*** Given records ***

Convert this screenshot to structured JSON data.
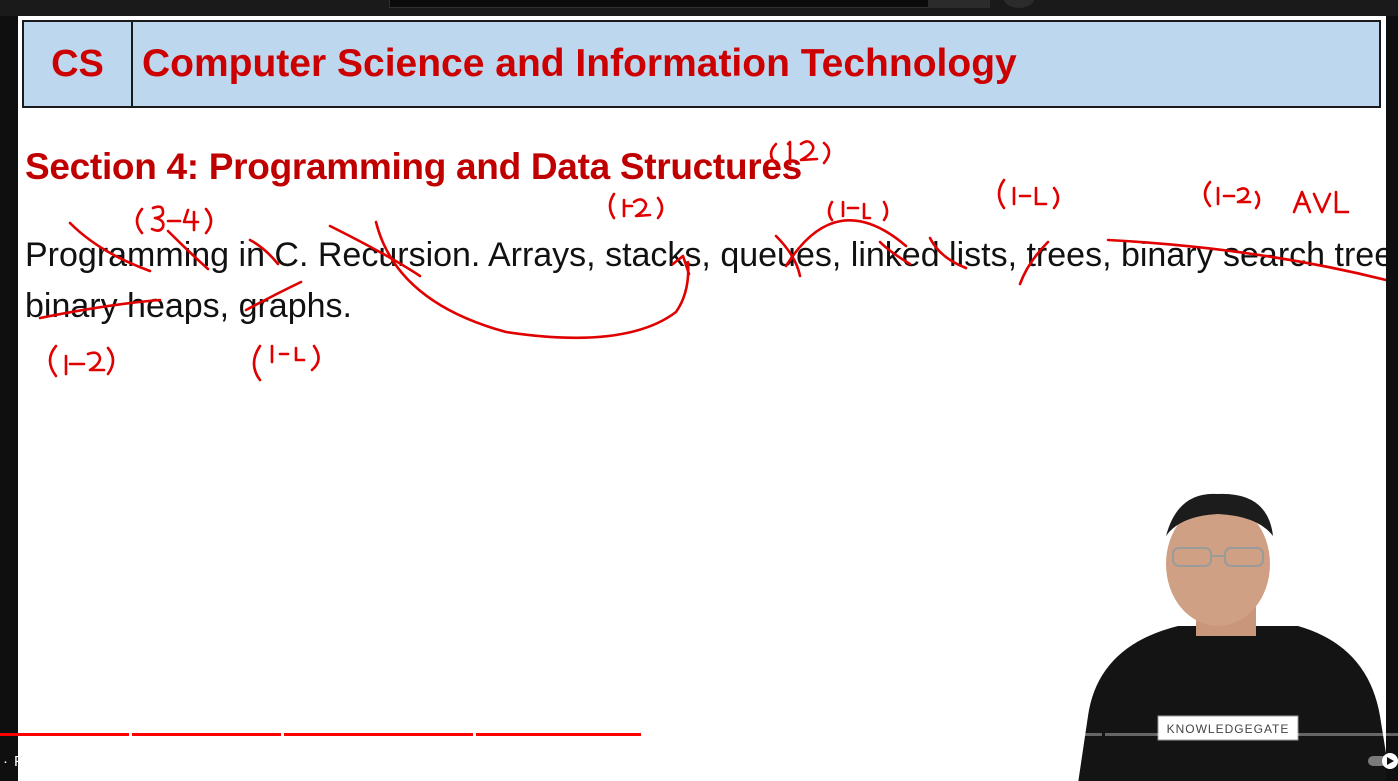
{
  "header": {
    "code": "CS",
    "title": "Computer Science and Information Technology"
  },
  "section_title": "Section 4: Programming and Data Structures",
  "syllabus": {
    "line1": "Programming in C. Recursion. Arrays, stacks, queues, linked lists, trees, binary search trees,",
    "line2": "binary heaps, graphs."
  },
  "annotations": [
    "(12)",
    "(3-4)",
    "(1-2)",
    "(1-2)",
    "(1-2)",
    "(1-2) AVL",
    "(1-2)",
    "(1-2)"
  ],
  "presenter": {
    "shirt_brand": "KNOWLEDGEGATE"
  },
  "player": {
    "chapter_separator": "·",
    "chapter_title": "Programming and Data Structures",
    "chapter_chevron": "›",
    "progress_played_fraction": 0.46
  },
  "colors": {
    "heading_red": "#cc0000",
    "header_fill": "#bdd7ee",
    "ink_red": "#e00000",
    "progress_red": "#ff0000"
  }
}
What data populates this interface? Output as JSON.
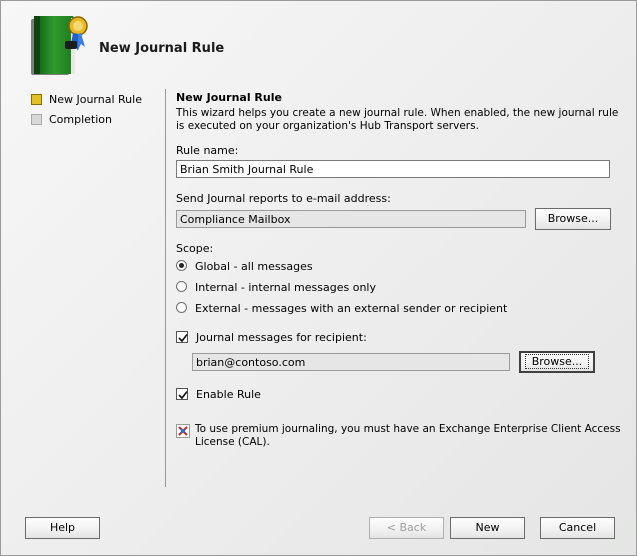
{
  "window": {
    "title": "New Journal Rule"
  },
  "nav": {
    "items": [
      {
        "label": "New Journal Rule",
        "active": true
      },
      {
        "label": "Completion",
        "active": false
      }
    ]
  },
  "form": {
    "section_title": "New Journal Rule",
    "description": "This wizard helps you create a new journal rule. When enabled, the new journal rule is executed on your organization's Hub Transport servers.",
    "rule_name_label": "Rule name:",
    "rule_name_value": "Brian Smith Journal Rule",
    "send_to_label": "Send Journal reports to e-mail address:",
    "send_to_value": "Compliance Mailbox",
    "browse_label": "Browse...",
    "scope_label": "Scope:",
    "scope_options": [
      {
        "label": "Global - all messages",
        "selected": true
      },
      {
        "label": "Internal - internal messages only",
        "selected": false
      },
      {
        "label": "External - messages with an external sender or recipient",
        "selected": false
      }
    ],
    "journal_recipient_label": "Journal messages for recipient:",
    "journal_recipient_checked": true,
    "recipient_value": "brian@contoso.com",
    "recipient_browse_label": "Browse...",
    "enable_rule_label": "Enable Rule",
    "enable_rule_checked": true,
    "premium_notice": "To use premium journaling, you must have an Exchange Enterprise Client Access License (CAL)."
  },
  "footer": {
    "help_label": "Help",
    "back_label": "< Back",
    "new_label": "New",
    "cancel_label": "Cancel"
  },
  "colors": {
    "accent": "#e3c126",
    "divider": "#8e9aa8"
  }
}
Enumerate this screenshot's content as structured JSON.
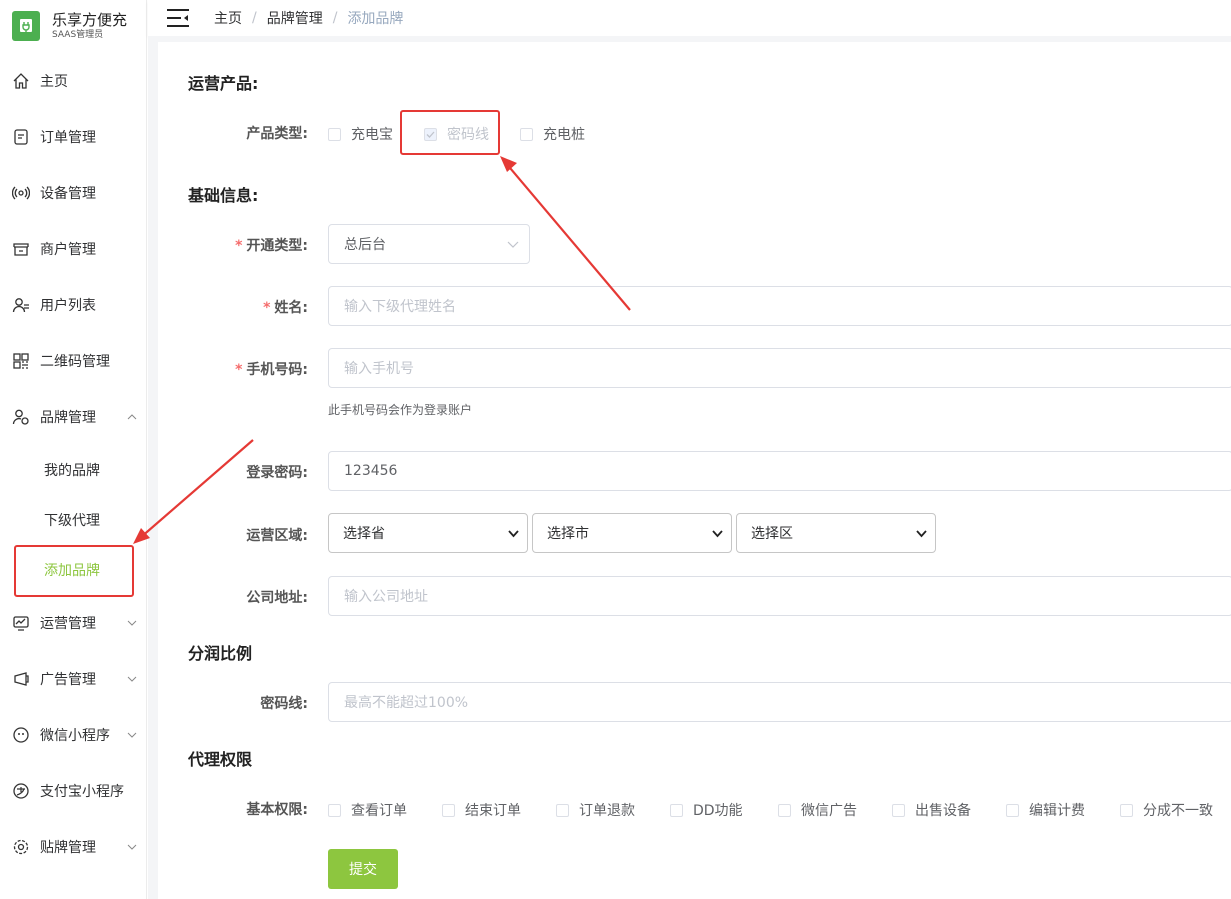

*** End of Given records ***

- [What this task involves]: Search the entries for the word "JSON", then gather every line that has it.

- [Response area]:
Convert this screenshot to structured JSON data.
What data populates this interface? Output as JSON.
Enumerate this screenshot's content as structured JSON.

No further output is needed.